“The data widens our planning perspective to think about other habitats we could consider in future strategies,” Torio told the Nation. “It’s so inspiring to see young Indigenous people engaging in science. There should be more opportunities like this for young Cree, not only for science but a place to discover what they want in life.”
Five Indigenous youth from local northern communities accompanied the expedition, as part of the Students on Ice (SOI) Foundation. Students learned about diverse careers in the sustainable blue economy by job shadowing the team’s experts while learning about themselves and their place in the world.
“All of them were blown away by seeing what’s possible,” shared SOI coordinator Jennifer Williams. “They were all sparked by something different – they got to try everything and then got lots of hands-on knowledge. We had students dropping the anchor, operating the crane, flying the drone and filtering the water for DNA.”
Waswanipi’s Tyra Moses earned the opportunity to represent the Cree Nation with SOI by successfully applying for the initiative. Besides moving experiences witnessing belugas and polar bears, Moses was inspired by her encounters with other Indigenous students and their community members.
“Something that warmed my heart in Inukjuak were Elders who were fighting for the protection of polar bears,” Moses told the Nation. “Tony from SOI who was from that town said this is the first time she ever heard the Elders speak English. She said, ‘With our cultural knowledge and your science we can figure something out.’ It made me cry – it was so beautiful.”
The close connections Moses developed with her Indigenous “family” during the trip spurred a new respect for her community members and valuable traditional knowledge. As she transfers to Environmental Studies at Carleton University, she’s hopeful this resurgence in cultural pride has the power to change the world.
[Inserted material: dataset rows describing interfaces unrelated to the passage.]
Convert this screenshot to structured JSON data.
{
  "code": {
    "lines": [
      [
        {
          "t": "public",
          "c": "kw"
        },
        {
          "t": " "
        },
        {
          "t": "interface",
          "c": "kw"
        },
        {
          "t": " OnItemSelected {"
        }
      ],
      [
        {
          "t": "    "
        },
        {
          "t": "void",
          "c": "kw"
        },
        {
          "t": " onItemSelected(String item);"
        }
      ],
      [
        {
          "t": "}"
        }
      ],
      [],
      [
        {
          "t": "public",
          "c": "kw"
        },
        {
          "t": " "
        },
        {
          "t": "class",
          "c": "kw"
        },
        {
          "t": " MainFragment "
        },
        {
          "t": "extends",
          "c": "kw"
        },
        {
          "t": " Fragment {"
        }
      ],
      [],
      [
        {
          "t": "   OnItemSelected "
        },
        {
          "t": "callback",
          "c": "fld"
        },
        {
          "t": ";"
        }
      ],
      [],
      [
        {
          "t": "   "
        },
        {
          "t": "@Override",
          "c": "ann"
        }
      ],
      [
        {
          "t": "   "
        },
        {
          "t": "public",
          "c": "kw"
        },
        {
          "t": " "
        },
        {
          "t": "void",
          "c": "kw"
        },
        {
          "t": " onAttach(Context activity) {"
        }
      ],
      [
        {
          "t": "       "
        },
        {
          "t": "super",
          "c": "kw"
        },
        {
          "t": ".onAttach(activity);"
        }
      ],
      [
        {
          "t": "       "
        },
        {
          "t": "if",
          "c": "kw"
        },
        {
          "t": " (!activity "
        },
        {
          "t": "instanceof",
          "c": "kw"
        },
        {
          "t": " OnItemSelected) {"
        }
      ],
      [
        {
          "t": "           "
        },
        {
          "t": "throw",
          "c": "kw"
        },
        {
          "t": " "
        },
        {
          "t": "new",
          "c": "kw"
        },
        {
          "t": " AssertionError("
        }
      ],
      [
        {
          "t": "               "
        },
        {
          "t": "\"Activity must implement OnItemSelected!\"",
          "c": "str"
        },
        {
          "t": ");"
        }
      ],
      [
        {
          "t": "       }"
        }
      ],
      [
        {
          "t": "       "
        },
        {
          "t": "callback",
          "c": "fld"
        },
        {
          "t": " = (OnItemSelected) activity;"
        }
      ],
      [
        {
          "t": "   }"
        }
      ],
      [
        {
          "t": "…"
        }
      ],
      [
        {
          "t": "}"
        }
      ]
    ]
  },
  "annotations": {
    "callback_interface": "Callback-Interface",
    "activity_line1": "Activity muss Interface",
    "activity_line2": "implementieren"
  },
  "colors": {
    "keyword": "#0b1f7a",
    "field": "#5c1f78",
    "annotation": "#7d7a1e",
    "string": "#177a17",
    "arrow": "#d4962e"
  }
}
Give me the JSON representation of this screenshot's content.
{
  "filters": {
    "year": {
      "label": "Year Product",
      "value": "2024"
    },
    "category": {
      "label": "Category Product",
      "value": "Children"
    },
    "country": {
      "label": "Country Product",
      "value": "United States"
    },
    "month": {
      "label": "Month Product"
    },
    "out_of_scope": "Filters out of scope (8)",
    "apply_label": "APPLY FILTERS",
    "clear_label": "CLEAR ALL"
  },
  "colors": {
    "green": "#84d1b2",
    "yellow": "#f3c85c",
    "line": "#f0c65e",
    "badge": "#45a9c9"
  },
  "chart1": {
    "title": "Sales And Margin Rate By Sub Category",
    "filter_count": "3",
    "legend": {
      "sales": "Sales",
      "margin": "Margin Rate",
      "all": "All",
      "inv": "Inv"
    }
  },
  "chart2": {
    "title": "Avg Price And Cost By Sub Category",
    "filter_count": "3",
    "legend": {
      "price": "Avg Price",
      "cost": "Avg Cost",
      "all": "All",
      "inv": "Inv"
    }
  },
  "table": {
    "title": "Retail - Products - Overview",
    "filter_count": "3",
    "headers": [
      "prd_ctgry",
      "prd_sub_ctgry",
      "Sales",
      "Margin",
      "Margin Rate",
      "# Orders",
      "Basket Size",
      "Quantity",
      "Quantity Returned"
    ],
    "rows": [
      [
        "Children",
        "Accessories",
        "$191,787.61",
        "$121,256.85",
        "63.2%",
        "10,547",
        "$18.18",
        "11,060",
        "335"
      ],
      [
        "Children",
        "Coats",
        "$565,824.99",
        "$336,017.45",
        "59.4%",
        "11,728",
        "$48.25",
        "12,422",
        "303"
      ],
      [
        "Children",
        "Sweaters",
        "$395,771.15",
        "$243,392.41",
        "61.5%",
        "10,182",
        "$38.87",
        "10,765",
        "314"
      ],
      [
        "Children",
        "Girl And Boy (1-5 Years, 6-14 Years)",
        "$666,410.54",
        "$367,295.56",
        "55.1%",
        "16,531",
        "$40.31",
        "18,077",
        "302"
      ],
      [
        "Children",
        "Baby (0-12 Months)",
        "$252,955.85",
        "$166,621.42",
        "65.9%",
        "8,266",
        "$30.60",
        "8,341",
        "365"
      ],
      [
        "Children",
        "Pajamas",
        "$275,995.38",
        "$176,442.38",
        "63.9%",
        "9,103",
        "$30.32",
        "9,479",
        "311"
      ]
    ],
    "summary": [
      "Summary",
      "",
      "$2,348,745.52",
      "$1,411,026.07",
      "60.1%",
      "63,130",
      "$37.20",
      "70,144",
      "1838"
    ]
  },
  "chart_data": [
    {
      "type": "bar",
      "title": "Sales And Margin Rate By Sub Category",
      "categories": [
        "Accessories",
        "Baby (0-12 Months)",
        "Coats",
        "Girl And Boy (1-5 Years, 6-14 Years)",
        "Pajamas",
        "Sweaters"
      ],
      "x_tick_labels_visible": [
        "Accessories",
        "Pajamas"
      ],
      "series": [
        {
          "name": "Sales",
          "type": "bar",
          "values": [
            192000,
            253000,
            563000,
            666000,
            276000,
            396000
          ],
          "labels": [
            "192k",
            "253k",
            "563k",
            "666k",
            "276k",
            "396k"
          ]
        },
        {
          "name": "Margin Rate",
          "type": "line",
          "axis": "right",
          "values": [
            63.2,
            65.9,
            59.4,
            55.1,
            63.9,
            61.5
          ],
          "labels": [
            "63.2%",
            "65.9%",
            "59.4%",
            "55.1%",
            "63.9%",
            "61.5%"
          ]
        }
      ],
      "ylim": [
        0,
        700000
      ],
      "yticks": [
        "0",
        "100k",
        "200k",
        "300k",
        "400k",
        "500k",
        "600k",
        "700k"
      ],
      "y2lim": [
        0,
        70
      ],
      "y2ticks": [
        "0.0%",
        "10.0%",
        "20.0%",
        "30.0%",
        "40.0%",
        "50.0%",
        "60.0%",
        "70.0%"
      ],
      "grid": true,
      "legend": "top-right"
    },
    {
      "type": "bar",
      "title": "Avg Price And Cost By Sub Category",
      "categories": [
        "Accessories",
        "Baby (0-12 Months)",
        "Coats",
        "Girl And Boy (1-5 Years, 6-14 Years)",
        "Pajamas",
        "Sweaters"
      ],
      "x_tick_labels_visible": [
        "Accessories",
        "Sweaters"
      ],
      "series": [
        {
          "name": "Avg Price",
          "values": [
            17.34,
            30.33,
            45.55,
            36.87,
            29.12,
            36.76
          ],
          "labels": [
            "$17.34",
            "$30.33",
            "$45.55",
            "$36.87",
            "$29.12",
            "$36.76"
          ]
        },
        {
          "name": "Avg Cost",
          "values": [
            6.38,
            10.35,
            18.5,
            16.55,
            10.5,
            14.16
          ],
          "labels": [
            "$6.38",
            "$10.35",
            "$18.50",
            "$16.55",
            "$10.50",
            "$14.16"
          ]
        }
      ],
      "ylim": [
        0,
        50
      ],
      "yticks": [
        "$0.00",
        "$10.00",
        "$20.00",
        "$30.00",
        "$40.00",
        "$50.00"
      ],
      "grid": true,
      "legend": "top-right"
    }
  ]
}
“They were so passionate about hearing our voices,” Moses reflected. “I was thinking about the people in my community and thinking about how valuable they are. This is what the world wants, just them being them.”
by Patrick Quinn, Local Journalism Initiative Reporter